> _Your assignment_:
The entries are to be reproduced word for word, with all images left out.

§ §

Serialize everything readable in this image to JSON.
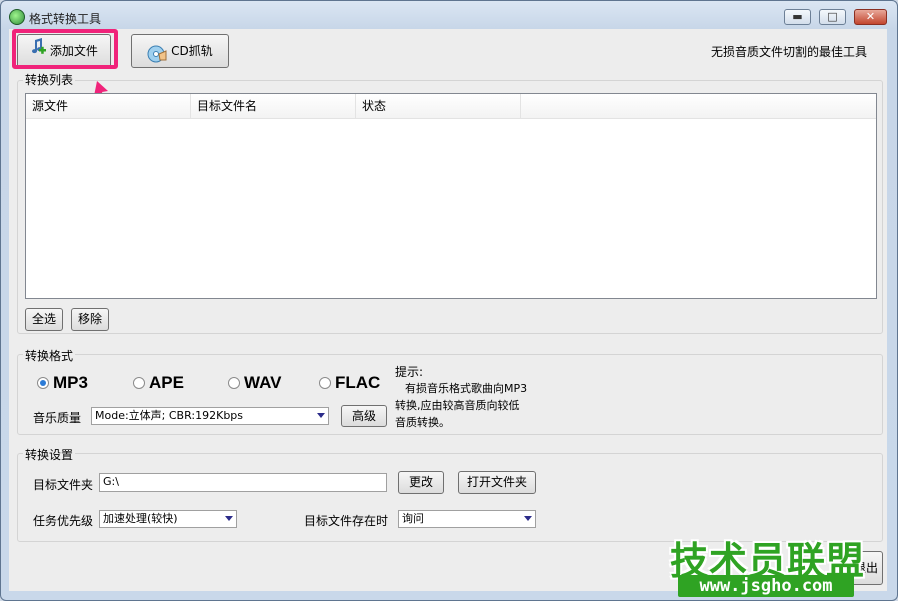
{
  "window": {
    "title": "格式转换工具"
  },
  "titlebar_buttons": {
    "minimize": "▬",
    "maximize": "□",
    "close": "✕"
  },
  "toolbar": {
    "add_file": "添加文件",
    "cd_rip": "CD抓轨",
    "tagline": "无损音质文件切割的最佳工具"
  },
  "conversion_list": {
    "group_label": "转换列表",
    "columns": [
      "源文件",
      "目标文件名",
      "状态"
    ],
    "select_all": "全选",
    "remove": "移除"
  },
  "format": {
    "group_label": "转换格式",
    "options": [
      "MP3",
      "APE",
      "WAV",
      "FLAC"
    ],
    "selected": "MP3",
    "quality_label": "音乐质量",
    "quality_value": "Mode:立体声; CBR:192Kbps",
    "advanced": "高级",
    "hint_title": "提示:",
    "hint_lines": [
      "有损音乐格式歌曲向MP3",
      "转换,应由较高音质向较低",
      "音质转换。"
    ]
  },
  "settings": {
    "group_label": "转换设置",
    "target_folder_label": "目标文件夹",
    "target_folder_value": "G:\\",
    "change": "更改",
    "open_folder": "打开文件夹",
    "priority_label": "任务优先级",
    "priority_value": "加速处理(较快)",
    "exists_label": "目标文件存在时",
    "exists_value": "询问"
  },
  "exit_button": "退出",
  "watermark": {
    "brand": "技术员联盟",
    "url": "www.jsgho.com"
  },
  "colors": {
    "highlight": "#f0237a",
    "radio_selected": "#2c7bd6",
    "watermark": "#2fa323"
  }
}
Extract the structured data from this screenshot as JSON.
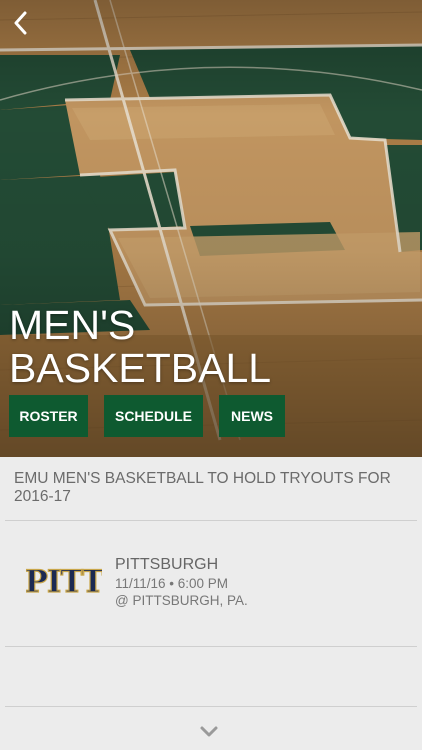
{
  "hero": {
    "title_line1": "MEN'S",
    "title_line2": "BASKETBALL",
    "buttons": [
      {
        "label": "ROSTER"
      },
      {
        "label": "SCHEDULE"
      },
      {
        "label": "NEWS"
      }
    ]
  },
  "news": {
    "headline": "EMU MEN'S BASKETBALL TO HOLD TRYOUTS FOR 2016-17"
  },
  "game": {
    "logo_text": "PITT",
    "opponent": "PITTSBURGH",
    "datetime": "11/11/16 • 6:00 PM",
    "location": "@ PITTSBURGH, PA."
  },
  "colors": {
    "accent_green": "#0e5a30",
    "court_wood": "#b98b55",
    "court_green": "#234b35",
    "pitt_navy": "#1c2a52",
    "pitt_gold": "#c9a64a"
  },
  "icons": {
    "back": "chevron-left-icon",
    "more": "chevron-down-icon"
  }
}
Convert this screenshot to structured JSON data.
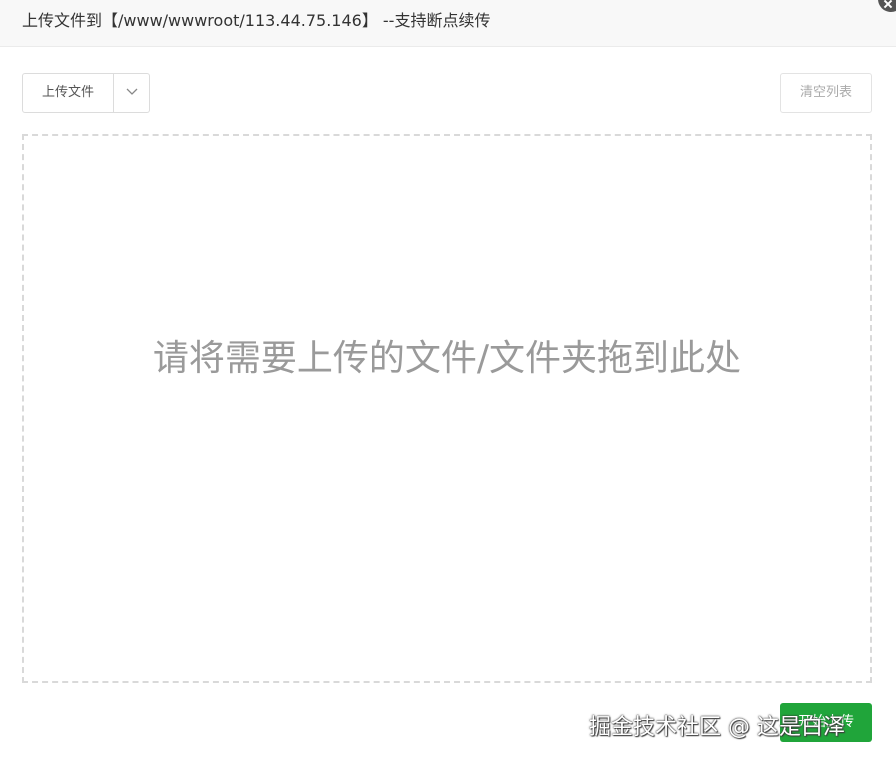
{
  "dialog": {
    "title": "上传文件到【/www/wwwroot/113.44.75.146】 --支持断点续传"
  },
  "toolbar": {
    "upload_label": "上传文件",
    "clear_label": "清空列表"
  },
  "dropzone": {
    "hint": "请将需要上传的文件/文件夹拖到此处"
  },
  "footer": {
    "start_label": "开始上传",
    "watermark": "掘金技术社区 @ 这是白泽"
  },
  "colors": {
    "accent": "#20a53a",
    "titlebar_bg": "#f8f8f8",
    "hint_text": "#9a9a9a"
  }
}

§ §

> _Solution for this problem_:
Serialize everything readable in this image to JSON.
{
  "window": {
    "title": "格式转换工具"
  },
  "titlebar_buttons": {
    "minimize": "▬",
    "maximize": "□",
    "close": "✕"
  },
  "toolbar": {
    "add_file": "添加文件",
    "cd_rip": "CD抓轨",
    "tagline": "无损音质文件切割的最佳工具"
  },
  "conversion_list": {
    "group_label": "转换列表",
    "columns": [
      "源文件",
      "目标文件名",
      "状态"
    ],
    "select_all": "全选",
    "remove": "移除"
  },
  "format": {
    "group_label": "转换格式",
    "options": [
      "MP3",
      "APE",
      "WAV",
      "FLAC"
    ],
    "selected": "MP3",
    "quality_label": "音乐质量",
    "quality_value": "Mode:立体声; CBR:192Kbps",
    "advanced": "高级",
    "hint_title": "提示:",
    "hint_lines": [
      "有损音乐格式歌曲向MP3",
      "转换,应由较高音质向较低",
      "音质转换。"
    ]
  },
  "settings": {
    "group_label": "转换设置",
    "target_folder_label": "目标文件夹",
    "target_folder_value": "G:\\",
    "change": "更改",
    "open_folder": "打开文件夹",
    "priority_label": "任务优先级",
    "priority_value": "加速处理(较快)",
    "exists_label": "目标文件存在时",
    "exists_value": "询问"
  },
  "exit_button": "退出",
  "watermark": {
    "brand": "技术员联盟",
    "url": "www.jsgho.com"
  },
  "colors": {
    "highlight": "#f0237a",
    "radio_selected": "#2c7bd6",
    "watermark": "#2fa323"
  }
}
Extract the structured data from this screenshot as JSON.
{
  "hero": {
    "title_line1": "MEN'S",
    "title_line2": "BASKETBALL",
    "buttons": [
      {
        "label": "ROSTER"
      },
      {
        "label": "SCHEDULE"
      },
      {
        "label": "NEWS"
      }
    ]
  },
  "news": {
    "headline": "EMU MEN'S BASKETBALL TO HOLD TRYOUTS FOR 2016-17"
  },
  "game": {
    "logo_text": "PITT",
    "opponent": "PITTSBURGH",
    "datetime": "11/11/16 • 6:00 PM",
    "location": "@ PITTSBURGH, PA."
  },
  "colors": {
    "accent_green": "#0e5a30",
    "court_wood": "#b98b55",
    "court_green": "#234b35",
    "pitt_navy": "#1c2a52",
    "pitt_gold": "#c9a64a"
  },
  "icons": {
    "back": "chevron-left-icon",
    "more": "chevron-down-icon"
  }
}
Convert this screenshot to structured JSON data.
{
  "dialog": {
    "title": "上传文件到【/www/wwwroot/113.44.75.146】 --支持断点续传"
  },
  "toolbar": {
    "upload_label": "上传文件",
    "clear_label": "清空列表"
  },
  "dropzone": {
    "hint": "请将需要上传的文件/文件夹拖到此处"
  },
  "footer": {
    "start_label": "开始上传",
    "watermark": "掘金技术社区 @ 这是白泽"
  },
  "colors": {
    "accent": "#20a53a",
    "titlebar_bg": "#f8f8f8",
    "hint_text": "#9a9a9a"
  }
}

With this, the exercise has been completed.